Like I said, this is an interesting piece, for several reasons. For one thing, it implies that the Fed should actually be telling everyone that they’re going to let inflation get rolling once the current period of disinflationary tendency is done, when in practice they’re doing precisely the opposite and doing everything they can to convince us that they are not going to countenance higher inflation. I believe that they will; that they won’t be able to bear the political heat from hiking rates to restrain inflation when unemployment is at 7%, 8%, or 9%.

However, I think the author is likely wrong on a key point that lies behind the Fed’s (supposed) continued focus on fighting future inflation. The FOMC believes that they can always produce inflation through the printing press, and I agree. The author of the Philadelphia Fed piece implies that the velocity of money in a liquidity trap converges on zero (because if there is any floor to the decline in velocity, then some amount of quantitative easing must increase prices or output or both).  Pointing to Japan and the supposed failure of QE is a bad example, because they didn’t pursue QE for very long or very aggressively. I guarantee that if you increase the money supply tenfold, prices will rise. It is of course less clear that if you increase the money supply a scant 20% it will have any important effect in a liquidity trap situation. The author just has the scale wrong, while the FOMC firmly believes that protracted deflation can only happen if there is a failure of political will that prevents such aggressive action.
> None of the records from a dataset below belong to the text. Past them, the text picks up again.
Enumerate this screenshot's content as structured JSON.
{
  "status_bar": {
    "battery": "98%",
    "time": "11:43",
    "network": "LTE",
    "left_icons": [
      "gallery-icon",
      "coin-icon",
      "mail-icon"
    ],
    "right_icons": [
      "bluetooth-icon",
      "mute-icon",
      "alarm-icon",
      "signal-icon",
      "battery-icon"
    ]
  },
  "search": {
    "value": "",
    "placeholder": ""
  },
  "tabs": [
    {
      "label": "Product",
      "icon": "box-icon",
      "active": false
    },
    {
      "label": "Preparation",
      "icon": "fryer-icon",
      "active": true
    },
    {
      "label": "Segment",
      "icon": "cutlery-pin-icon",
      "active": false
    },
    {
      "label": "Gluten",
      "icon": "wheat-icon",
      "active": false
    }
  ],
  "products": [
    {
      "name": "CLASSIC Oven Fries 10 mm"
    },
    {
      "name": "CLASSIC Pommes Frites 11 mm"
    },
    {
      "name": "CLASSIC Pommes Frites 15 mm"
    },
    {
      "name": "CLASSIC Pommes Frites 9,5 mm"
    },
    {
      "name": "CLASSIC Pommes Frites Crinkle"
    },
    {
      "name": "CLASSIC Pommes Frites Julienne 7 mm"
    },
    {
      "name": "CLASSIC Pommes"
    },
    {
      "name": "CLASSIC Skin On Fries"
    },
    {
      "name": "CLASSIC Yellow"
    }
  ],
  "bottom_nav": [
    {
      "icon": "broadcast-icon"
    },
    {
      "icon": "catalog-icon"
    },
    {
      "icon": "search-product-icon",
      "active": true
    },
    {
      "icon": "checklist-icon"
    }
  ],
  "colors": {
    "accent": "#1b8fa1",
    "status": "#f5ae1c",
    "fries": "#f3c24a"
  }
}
This debate probably matters, because we are caught between some disinflationary forces and some strong inflationary ones. In my opinion, the former are ebbing relative to the latter, and inflation is likely to turn higher in late Q3 or early Q4 (although there are a significant amount of moving parts right now, to be sure!). But whether the Fed decides (oddly) to be hawkish in the depths of a huge recession or decides to be dovish and try to protect against a second leg of the crisis is very much a question mark. The variance of potential outcomes favors a conservative investment position.


On Tuesday, the only economic data due is the Empire Manufacturing index (Consensus: 20.00 from 19.11). I have no opinion on this indicator and doubt it provokes a market response unless it is quite weak.

Categories: Uncategorized